It could be good corporate policy to prepare for global warming.
So, when I heard that CDP, a climate research group, had ranked corporate readiness for a low-carbon economy, I took a look. Their focus was 16 of the largest Consumer Goods companies.
Using a weighted average, CDP concluded that U.S. companies were the least ready to make the transition to a low-carbon economy. The Europeans fared better. You can see that Danone was at the top and Kraft Heinz at the bottom for the food and beverage companies:
Somewhat similarly, Unilever and L’Oréal topped the household and personal care products list:
Essentially we are just asking who is ready to make the transition to a lower emissions economy. The food companies have the biggest problems on the supply side because they depend on agriculture. Meanwhile the personal care companies have consumers to worry about. The concern here is the water and energy that their products require.
More precisely, CDP selected criteria in four areas::
- Companies had “transition risks” from raw material and emissions exposure.
- Their “physical risks” would come from water management problems.
- But, there were “transition opportunities” if they recognized consumer preferences and the potential of renewable energy.
- However, they had to have the appropriate “climate governance and strategy.” We could just say they needed the right corporate structure for a new strategy.
The report concluded that companies still had a long way to go. Yes, they were using less packaging and replacing petrochemicals. And, many recognized they needed more of a vegan identity. But instead of changing their core operations, they were acquiring smaller environmentally friendly brands. They point out that many were not positioned to respond to new consumer preferences.
Our Bottom Line: Private Cost and Social Benefit
If we look back to the early and mid-19th century surge of canal building in the United States, the private firms that built them insufficiently profited. However, the social benefit of a canal network was immense. A canal network facilitated the regional specialization that propelled economic growth. Because of a canal network, we could move people and goods over a vast portion of the nation.
Now, with large consumer goods companies planning for global warming, I suspect similar questions are relevant. We can compare their private cost and societal impact. Our answers could lead us straight to the government subsidies that have been fueling environmentally friendly industries.
I assume though that Kraft’s Mac & Cheese is not due for a subsidy.
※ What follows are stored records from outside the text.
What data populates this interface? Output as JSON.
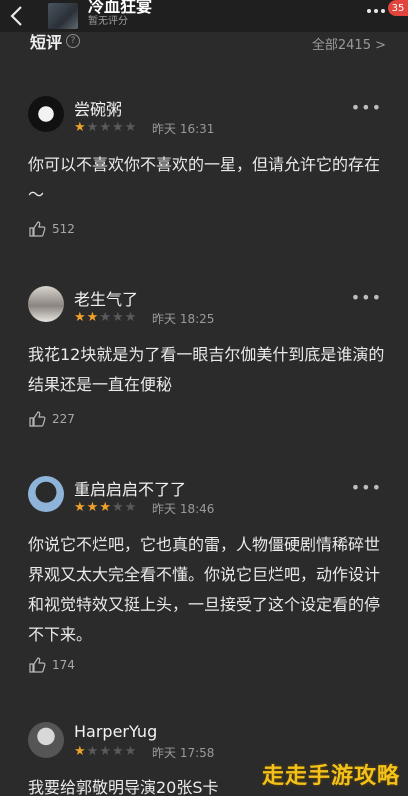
{
  "header": {
    "title": "冷血狂宴",
    "subtitle": "暂无评分",
    "badge": "35"
  },
  "section": {
    "title": "短评",
    "help": "?",
    "all_label": "全部2415 >"
  },
  "comments": [
    {
      "user": "尝碗粥",
      "rating": 1,
      "time": "昨天 16:31",
      "text": "你可以不喜欢你不喜欢的一星，但请允许它的存在～",
      "likes": "512"
    },
    {
      "user": "老生气了",
      "rating": 2,
      "time": "昨天 18:25",
      "text": "我花12块就是为了看一眼吉尔伽美什到底是谁演的 结果还是一直在便秘",
      "likes": "227"
    },
    {
      "user": "重启启启不了了",
      "rating": 3,
      "time": "昨天 18:46",
      "text": "你说它不烂吧，它也真的雷，人物僵硬剧情稀碎世界观又太大完全看不懂。你说它巨烂吧，动作设计和视觉特效又挺上头，一旦接受了这个设定看的停不下来。",
      "likes": "174"
    },
    {
      "user": "HarperYug",
      "rating": 1,
      "time": "昨天 17:58",
      "text": "我要给郭敬明导演20张S卡",
      "likes": ""
    }
  ],
  "watermark": "走走手游攻略",
  "colors": {
    "background": "#2b2b2b",
    "star_on": "#f0a12b",
    "star_off": "#5a5a5a",
    "badge": "#e0443c",
    "watermark": "#f3c21a"
  }
}
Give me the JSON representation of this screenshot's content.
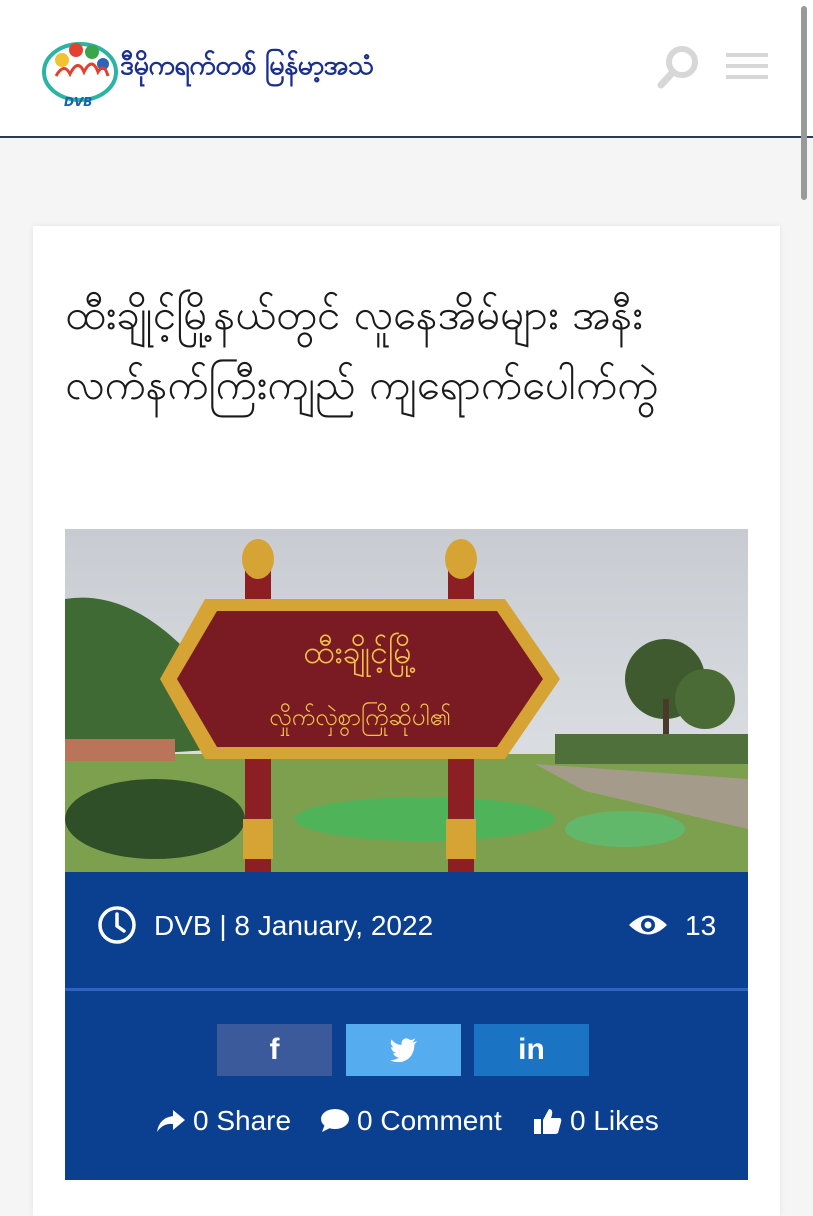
{
  "header": {
    "brand_text": "ဒီမိုကရက်တစ် မြန်မာ့အသံ",
    "logo_text": "DVB",
    "search_icon": "search-icon",
    "menu_icon": "hamburger-menu-icon"
  },
  "article": {
    "title": "ထီးချိုင့်မြို့နယ်တွင် လူနေအိမ်များ အနီး လက်နက်ကြီးကျည် ကျရောက်ပေါက်ကွဲ",
    "image_sign_line1": "ထီးချိုင့်မြို့",
    "image_sign_line2": "လှိုက်လှဲစွာကြိုဆိုပါ၏",
    "author_date": "DVB | 8 January, 2022",
    "views": "13",
    "meta_icons": {
      "time": "clock-icon",
      "views": "eye-icon"
    }
  },
  "share": {
    "facebook_label": "f",
    "twitter_icon": "twitter-bird-icon",
    "linkedin_label": "in",
    "share_count_label": "0 Share",
    "comment_count_label": "0 Comment",
    "likes_count_label": "0 Likes"
  },
  "colors": {
    "brand_blue": "#1b2f8c",
    "meta_bar": "#0b3f8f",
    "facebook": "#3a5a9c",
    "twitter": "#55acee",
    "linkedin": "#1b73c3"
  }
}
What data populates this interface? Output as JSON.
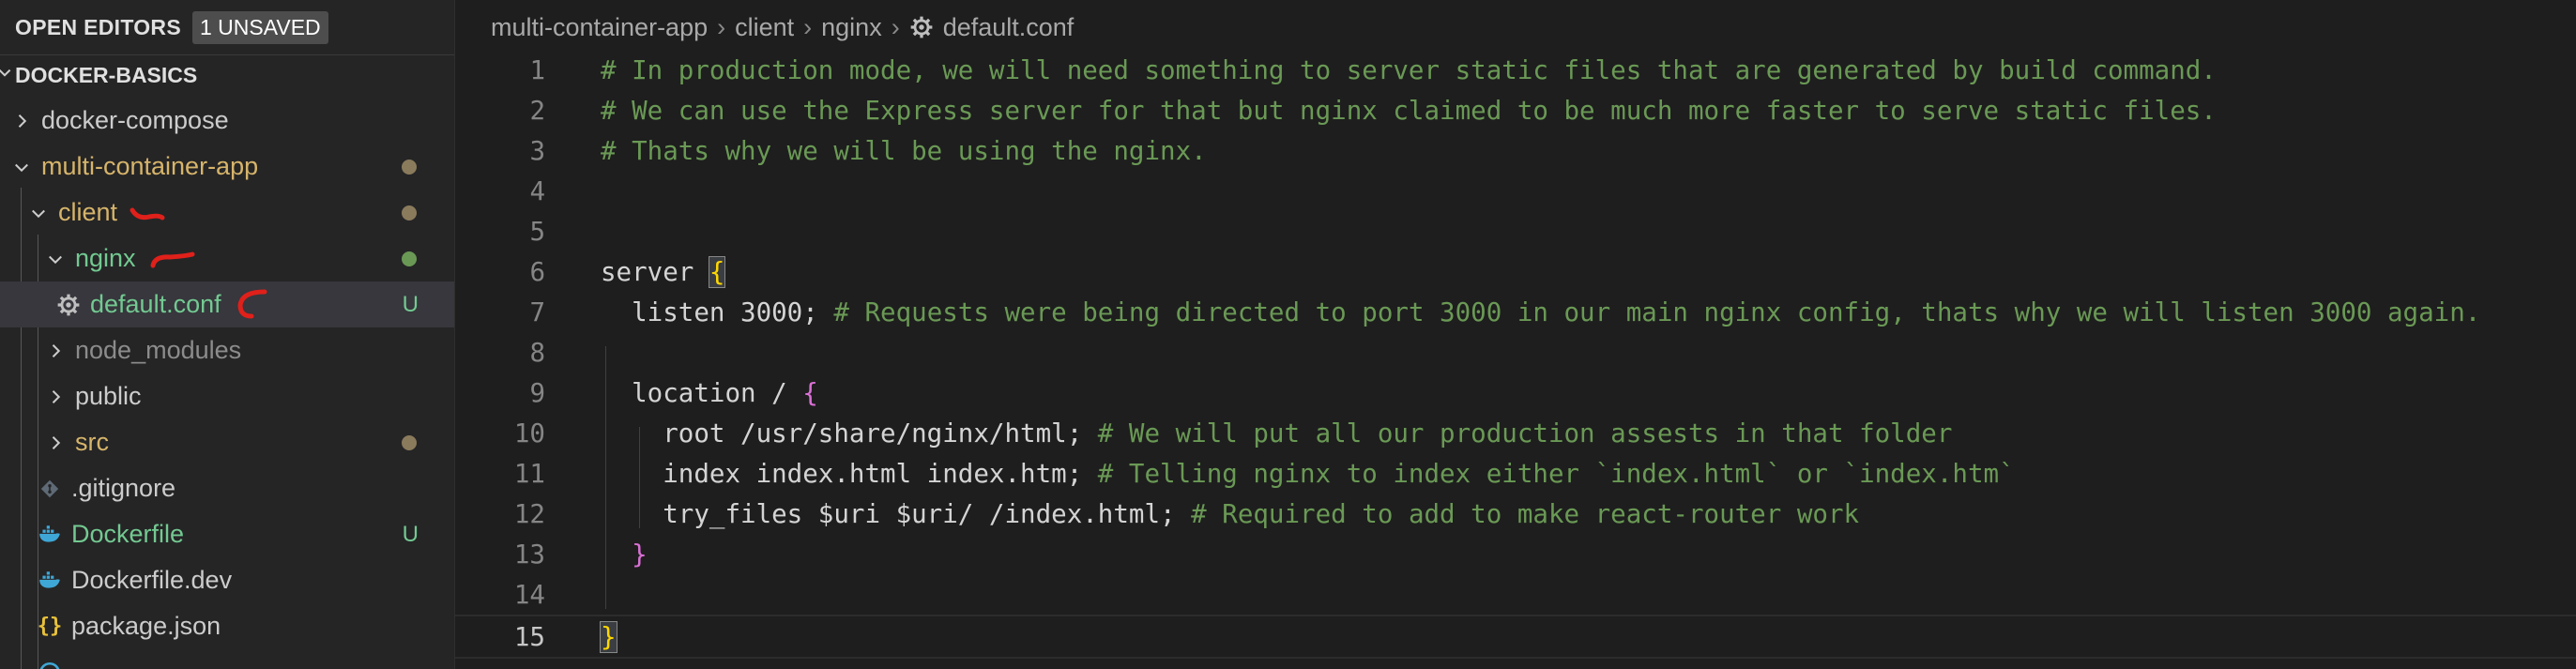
{
  "sidebar": {
    "open_editors_title": "OPEN EDITORS",
    "unsaved_badge": "1 UNSAVED",
    "root_title": "DOCKER-BASICS",
    "items": [
      {
        "label": "docker-compose"
      },
      {
        "label": "multi-container-app"
      },
      {
        "label": "client"
      },
      {
        "label": "nginx"
      },
      {
        "label": "default.conf",
        "status": "U"
      },
      {
        "label": "node_modules"
      },
      {
        "label": "public"
      },
      {
        "label": "src"
      },
      {
        "label": ".gitignore"
      },
      {
        "label": "Dockerfile",
        "status": "U"
      },
      {
        "label": "Dockerfile.dev"
      },
      {
        "label": "package.json",
        "icon_text": "{}"
      }
    ]
  },
  "breadcrumb": {
    "items": [
      "multi-container-app",
      "client",
      "nginx",
      "default.conf"
    ]
  },
  "editor": {
    "lines": [
      {
        "n": "1",
        "comment": "# In production mode, we will need something to server static files that are generated by build command."
      },
      {
        "n": "2",
        "comment": "# We can use the Express server for that but nginx claimed to be much more faster to serve static files."
      },
      {
        "n": "3",
        "comment": "# Thats why we will be using the nginx."
      },
      {
        "n": "4"
      },
      {
        "n": "5"
      },
      {
        "n": "6",
        "code": "server ",
        "brace": "{"
      },
      {
        "n": "7",
        "code": "  listen 3000;",
        "comment": " # Requests were being directed to port 3000 in our main nginx config, thats why we will listen 3000 again."
      },
      {
        "n": "8"
      },
      {
        "n": "9",
        "code": "  location / ",
        "brace": "{"
      },
      {
        "n": "10",
        "code": "    root /usr/share/nginx/html;",
        "comment": " # We will put all our production assests in that folder"
      },
      {
        "n": "11",
        "code": "    index index.html index.htm;",
        "comment": " # Telling nginx to index either `index.html` or `index.htm`"
      },
      {
        "n": "12",
        "code": "    try_files $uri $uri/ /index.html;",
        "comment": " # Required to add to make react-router work"
      },
      {
        "n": "13",
        "code": "  ",
        "brace": "}"
      },
      {
        "n": "14"
      },
      {
        "n": "15",
        "brace": "}"
      }
    ]
  },
  "colors": {
    "sidebar_bg": "#252526",
    "editor_bg": "#1e1e1e",
    "comment": "#6a9955",
    "brace_outer": "#ffd700",
    "brace_inner": "#da70d6",
    "untracked": "#73c991",
    "modified_folder": "#d6b46a",
    "annotation_red": "#e0201a"
  }
}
My sources and more: Listening to Bloomberg radio today, I heard about a new report from the CDP (originally the Carbon Disclosure Project). CDP is a highly rated climate change research group. The report ranked the carbon awareness of major consumer products firms.